Tanning is one of the oldest traditions in Morocco and Fes. The city is known as a spiritual centre but is also well known for the quality of its art and crafts. Tanning has always been a big industry. In the 14th century, nearly a hundred tanneries were set up in the Medina of Fes. Nowadays, less than ten of them still process goat, sheep and calf skins in the same way as tanners did seven hundred years ago.
Among them, the Chouara tannery is one of the biggest. Generations of tanners have been trained there, passing their knowledge and culture from father to son, sometimes starting at the age of 11. Their work consists of making the skin as supple as possible using only natural products to tan and dye the skin, sometimes in very difficult conditions. Even if all tanners are trained to be able to carry out any of the steps of the skin tanning process, each of them have their own job, from washing the skin, to dying it or just laying it out to dry.
Expressing myself between documentary and street photography, my work focus on long

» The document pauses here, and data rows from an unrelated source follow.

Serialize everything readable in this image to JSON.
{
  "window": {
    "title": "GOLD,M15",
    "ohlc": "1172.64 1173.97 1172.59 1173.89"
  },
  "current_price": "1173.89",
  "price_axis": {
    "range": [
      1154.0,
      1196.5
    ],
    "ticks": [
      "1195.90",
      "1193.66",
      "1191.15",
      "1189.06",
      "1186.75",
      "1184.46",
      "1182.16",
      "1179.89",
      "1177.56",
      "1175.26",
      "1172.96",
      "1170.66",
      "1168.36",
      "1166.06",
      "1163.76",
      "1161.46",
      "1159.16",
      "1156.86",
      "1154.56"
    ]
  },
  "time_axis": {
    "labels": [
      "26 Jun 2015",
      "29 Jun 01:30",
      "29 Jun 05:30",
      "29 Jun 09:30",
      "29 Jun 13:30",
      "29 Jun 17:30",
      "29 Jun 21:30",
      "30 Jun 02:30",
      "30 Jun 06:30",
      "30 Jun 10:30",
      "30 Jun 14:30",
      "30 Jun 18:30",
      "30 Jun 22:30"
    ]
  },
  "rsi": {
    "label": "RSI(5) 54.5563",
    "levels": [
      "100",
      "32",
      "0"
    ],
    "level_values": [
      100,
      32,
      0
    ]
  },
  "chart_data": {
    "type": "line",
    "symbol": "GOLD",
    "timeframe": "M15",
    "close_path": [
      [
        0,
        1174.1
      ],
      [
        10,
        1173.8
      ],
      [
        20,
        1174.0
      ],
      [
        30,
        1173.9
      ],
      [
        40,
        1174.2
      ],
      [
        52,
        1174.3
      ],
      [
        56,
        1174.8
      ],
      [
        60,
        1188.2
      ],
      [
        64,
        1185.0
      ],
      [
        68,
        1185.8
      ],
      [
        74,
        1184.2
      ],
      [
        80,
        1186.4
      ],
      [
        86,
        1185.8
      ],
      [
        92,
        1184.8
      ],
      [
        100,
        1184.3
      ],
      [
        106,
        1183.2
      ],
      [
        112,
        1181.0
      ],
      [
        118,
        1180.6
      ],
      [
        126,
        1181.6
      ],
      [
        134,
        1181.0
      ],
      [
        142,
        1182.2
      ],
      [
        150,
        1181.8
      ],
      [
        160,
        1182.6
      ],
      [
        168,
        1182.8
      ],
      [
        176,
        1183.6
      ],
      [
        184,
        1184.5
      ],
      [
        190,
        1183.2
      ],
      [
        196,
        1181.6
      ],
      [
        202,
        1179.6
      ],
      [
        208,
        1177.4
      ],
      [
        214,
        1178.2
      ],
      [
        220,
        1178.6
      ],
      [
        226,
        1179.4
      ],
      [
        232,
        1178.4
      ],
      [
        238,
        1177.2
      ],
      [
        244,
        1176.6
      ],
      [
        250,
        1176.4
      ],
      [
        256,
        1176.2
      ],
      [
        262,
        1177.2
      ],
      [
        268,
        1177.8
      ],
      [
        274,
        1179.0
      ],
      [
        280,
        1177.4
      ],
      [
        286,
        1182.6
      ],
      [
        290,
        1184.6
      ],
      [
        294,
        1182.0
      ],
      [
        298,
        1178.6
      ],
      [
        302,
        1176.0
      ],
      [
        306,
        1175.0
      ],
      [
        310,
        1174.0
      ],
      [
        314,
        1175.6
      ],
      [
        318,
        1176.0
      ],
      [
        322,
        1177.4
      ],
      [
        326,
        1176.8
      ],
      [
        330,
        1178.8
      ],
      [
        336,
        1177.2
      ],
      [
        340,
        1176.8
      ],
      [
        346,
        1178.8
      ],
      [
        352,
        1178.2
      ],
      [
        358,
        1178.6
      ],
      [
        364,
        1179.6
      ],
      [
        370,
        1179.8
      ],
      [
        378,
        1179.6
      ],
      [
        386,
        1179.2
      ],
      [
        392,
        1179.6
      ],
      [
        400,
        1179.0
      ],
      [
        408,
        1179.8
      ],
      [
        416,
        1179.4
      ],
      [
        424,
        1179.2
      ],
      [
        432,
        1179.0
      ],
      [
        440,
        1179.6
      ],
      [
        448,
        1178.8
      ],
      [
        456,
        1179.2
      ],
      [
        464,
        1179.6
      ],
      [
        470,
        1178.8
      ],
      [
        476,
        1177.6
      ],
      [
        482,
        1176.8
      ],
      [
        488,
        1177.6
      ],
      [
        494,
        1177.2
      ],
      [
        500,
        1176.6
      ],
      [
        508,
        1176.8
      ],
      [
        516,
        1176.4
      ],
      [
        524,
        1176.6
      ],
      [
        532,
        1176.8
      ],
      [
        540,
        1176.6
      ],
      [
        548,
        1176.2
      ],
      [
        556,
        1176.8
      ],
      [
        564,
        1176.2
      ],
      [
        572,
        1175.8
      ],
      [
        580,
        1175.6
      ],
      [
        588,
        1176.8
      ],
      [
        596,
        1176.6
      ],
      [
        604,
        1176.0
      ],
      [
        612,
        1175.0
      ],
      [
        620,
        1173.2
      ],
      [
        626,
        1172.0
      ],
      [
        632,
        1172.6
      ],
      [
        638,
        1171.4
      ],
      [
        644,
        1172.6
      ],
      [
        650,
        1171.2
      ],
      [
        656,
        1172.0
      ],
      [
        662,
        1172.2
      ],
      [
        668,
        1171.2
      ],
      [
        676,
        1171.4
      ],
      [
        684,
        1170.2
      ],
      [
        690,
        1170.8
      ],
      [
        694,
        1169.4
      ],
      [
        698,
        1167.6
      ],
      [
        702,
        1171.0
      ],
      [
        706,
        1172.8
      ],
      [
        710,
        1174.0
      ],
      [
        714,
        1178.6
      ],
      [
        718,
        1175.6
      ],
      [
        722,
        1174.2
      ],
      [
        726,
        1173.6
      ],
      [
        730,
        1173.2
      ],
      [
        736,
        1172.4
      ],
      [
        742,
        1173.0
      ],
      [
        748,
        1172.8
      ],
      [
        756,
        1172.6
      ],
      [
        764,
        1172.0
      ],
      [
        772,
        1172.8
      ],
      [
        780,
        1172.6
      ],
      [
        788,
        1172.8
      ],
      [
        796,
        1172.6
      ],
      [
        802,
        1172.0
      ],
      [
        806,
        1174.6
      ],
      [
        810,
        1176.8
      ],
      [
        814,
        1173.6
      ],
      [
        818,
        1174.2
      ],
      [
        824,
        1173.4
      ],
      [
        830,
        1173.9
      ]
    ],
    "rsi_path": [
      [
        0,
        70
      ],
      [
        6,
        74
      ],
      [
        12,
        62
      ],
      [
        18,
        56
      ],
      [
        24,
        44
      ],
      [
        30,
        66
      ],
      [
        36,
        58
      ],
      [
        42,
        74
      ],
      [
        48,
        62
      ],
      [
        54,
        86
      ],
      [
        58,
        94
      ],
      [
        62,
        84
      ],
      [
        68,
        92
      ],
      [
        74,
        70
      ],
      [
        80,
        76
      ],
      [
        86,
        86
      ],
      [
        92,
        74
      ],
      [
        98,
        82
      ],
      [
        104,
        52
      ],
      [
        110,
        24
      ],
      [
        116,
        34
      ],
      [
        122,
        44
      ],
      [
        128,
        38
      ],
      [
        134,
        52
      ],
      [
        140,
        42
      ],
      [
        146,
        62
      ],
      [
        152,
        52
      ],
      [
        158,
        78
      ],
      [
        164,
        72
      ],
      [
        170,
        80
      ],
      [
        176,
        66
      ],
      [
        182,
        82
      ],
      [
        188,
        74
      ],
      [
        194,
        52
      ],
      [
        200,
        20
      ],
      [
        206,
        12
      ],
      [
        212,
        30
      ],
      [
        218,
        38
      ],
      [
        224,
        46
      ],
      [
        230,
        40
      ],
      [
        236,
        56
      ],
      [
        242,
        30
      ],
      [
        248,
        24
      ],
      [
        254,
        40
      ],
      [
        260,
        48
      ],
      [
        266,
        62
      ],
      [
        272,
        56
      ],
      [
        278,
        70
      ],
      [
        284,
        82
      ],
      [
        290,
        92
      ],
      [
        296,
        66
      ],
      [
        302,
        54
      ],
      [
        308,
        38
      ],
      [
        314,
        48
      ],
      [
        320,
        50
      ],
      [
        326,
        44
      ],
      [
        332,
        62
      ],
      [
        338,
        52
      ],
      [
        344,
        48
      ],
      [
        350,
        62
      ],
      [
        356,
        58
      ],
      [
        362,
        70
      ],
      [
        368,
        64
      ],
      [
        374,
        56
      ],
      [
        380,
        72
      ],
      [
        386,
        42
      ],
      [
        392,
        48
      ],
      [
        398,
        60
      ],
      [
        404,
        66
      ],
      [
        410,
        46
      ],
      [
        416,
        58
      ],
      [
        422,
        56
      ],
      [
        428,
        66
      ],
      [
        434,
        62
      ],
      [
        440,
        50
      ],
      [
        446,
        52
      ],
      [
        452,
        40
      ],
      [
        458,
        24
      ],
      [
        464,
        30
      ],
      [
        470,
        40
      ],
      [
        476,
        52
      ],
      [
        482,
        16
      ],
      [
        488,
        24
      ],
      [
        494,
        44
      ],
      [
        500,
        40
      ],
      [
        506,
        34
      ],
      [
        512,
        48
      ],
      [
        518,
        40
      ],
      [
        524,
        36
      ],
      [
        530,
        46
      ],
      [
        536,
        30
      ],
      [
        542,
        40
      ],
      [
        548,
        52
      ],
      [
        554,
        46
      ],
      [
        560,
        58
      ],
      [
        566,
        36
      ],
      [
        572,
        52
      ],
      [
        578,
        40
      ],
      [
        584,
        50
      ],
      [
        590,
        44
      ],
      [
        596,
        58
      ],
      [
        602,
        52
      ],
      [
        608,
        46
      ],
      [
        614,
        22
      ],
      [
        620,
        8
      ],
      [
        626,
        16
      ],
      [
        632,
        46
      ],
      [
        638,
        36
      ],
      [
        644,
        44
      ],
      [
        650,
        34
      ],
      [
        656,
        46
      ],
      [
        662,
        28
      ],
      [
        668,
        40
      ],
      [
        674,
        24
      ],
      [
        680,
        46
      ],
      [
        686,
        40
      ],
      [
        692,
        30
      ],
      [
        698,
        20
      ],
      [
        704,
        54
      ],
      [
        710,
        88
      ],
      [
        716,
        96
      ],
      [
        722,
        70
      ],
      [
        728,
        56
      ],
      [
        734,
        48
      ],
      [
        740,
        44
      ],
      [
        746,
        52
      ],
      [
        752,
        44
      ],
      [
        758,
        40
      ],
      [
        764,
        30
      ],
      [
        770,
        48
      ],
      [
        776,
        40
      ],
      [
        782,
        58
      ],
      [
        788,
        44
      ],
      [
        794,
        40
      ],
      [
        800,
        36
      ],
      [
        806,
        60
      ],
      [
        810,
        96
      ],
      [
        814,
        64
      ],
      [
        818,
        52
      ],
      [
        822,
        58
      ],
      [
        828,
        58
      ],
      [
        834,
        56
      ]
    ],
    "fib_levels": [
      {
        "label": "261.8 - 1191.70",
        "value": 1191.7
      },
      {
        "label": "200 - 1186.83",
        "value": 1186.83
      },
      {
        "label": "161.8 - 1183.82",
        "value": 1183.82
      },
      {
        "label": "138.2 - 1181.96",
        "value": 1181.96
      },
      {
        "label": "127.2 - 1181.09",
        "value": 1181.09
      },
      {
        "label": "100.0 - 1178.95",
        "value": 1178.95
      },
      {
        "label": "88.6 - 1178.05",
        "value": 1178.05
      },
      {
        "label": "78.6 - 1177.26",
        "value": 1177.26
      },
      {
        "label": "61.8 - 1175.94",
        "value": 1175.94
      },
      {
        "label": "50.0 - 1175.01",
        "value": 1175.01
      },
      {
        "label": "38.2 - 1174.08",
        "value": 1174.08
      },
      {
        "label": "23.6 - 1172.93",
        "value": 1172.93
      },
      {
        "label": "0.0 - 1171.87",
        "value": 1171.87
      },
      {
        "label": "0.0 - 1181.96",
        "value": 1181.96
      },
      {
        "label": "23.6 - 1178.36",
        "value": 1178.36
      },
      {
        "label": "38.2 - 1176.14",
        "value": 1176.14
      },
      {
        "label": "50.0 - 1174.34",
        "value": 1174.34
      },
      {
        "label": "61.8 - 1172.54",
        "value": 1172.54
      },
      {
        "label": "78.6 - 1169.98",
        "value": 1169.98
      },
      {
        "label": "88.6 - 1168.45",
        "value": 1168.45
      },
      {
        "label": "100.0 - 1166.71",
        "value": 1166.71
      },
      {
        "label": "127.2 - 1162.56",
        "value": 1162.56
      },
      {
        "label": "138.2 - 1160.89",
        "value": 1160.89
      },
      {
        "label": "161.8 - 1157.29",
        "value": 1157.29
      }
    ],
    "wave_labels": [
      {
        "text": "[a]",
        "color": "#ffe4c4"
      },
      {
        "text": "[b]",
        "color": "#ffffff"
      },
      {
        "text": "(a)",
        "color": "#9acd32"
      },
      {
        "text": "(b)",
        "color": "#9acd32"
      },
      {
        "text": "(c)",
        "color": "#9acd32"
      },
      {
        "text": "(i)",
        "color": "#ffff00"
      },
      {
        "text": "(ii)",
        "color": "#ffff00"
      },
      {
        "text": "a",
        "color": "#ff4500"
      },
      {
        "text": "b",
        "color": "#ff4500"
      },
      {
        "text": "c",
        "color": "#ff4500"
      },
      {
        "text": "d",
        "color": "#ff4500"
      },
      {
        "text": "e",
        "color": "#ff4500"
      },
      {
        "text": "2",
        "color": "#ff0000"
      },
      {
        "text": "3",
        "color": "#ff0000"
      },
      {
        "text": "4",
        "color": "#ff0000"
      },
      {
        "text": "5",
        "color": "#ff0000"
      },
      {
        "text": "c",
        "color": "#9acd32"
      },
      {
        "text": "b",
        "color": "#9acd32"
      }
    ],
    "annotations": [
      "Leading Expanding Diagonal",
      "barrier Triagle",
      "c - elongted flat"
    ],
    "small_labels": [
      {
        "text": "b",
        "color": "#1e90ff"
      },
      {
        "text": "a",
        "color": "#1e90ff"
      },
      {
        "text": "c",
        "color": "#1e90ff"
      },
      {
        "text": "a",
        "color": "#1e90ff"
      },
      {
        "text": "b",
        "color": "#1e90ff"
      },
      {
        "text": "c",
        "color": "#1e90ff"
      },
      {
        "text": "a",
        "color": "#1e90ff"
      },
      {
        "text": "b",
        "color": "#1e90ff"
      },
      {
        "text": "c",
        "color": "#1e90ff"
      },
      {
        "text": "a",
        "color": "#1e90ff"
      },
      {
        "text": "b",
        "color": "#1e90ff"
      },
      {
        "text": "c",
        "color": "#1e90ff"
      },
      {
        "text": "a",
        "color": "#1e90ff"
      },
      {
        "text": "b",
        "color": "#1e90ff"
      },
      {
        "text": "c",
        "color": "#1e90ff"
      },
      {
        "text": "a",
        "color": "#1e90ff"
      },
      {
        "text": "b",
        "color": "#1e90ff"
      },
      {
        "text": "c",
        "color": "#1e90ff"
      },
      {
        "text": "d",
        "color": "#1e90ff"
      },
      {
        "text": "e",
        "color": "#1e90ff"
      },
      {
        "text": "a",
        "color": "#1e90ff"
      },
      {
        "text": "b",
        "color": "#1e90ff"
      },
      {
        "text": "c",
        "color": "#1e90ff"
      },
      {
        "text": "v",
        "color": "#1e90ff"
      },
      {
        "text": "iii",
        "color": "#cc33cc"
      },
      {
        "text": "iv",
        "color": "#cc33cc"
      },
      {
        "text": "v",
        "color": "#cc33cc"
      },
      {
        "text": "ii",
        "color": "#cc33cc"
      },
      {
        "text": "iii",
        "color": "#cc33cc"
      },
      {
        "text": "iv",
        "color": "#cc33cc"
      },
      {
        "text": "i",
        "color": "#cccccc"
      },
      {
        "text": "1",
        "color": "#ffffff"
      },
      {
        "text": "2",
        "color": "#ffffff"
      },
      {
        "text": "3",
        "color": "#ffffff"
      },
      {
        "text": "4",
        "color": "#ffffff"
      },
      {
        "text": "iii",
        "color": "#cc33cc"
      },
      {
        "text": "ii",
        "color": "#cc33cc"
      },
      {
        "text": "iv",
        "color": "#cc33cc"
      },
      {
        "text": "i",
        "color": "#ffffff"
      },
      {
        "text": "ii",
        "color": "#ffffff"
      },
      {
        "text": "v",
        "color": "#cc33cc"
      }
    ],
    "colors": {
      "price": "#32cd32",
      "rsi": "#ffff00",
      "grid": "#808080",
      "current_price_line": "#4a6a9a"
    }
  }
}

term projects because of the human aspect, but also to have better insight and understanding of a situation over time. Photography is a medium that allows me to explore the cultural and sociological aspects of life in order to understand the relationship between the people, their traditions/habits/cultures and their environment. In recent years I have worked on separate long term projects about the Medinas of Morocco and more recently the Yamuna river in India.